The promise of 10,000 buses joining the fleet in many cities and towns with Union budgetary support under the Jawaharlal Nehru National Urban Renewal Mission (JNNURM) comes as a boost to public transport, although it may only incrementally add to the fast-growing demand for mobility in congested urban centres.
In his budget speech, Finance Minister P. Chidambaram said 14,000 buses sanctioned during 2009-12 had made a big contribution to urban transport.
An allocation of Rs.14,873 crore has been made for the JNNURM this year, of which a ‘significant portion’ will go towards funding of new buses.
A second round of JNNURM funding for buses was sought recently by the commercial vehicles industry as it saw declining sales during April — December 2012 compared with the same period the previous year.
For the commuter, the rising fuel price has put pressure on the monthly transport budget, but a shift to public transport has not been easy because of the failure of the cities to expand their bus networks.

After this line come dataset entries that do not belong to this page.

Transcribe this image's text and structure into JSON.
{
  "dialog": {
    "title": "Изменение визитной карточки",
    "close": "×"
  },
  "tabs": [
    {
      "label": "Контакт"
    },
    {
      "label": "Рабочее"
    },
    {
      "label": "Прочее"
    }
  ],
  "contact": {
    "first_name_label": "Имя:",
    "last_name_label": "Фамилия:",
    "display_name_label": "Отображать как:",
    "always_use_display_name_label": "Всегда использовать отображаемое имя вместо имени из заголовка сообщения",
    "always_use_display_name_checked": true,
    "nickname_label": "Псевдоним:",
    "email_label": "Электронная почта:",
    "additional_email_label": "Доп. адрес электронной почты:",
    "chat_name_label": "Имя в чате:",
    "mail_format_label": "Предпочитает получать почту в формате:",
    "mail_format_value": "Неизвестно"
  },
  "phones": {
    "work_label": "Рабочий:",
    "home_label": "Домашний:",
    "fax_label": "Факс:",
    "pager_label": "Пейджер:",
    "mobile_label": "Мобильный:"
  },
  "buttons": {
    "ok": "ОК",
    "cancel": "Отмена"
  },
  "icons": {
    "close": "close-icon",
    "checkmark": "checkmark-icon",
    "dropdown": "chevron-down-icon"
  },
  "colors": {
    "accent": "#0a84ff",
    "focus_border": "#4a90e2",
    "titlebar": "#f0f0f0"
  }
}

The challenge before the Centre now is to persuade the state agencies operating transport services to purchase only buses meeting the technical specifications of the Automotive Industry Standards Code of Practice for Bus Body Design (AIS 052) and the Ministry of Urban Development’s own standards for JNNURM funding eligibility published recently in final draft form on its website.
These include the key feature of low-floor height that makes it easy to board and alight for people with disabilities, children, and the elderly, and which in turn helps all commuters.
Currently, standard buses have a floor height of 1,100 mm — which is the steep height of a lorry floor — while the Ministry of Urban Development has specified that all cities with population of more than one million should go in for buses with a much more passenger-friendly floor height of 650 mm or 400 mm, and those with less than one million population, 900 mm.
In 2008, just as the grant funding was to be rolled out, the Society of Indian Automotive Manufacturers (SIAM) pleaded with the Ministry of Urban Development for a dilution of the floor height standard, on the ground that it was not mentioned in the Bus Code.
Purchaser discretion was thus made possible, and it largely defeated the JNNURM goal of making the buses universally accessible.
Low investment in commercial passenger vehicles is reflected in the 0.2 per cent growth achieved in this category by the automotive sector in the eight-months ending December 2012, compared with the previous year. SIAM scaled down its growth forecast for the commercial vehicle sector from between 3 and 5 five per cent, to between zero and 2 per cent for the current year.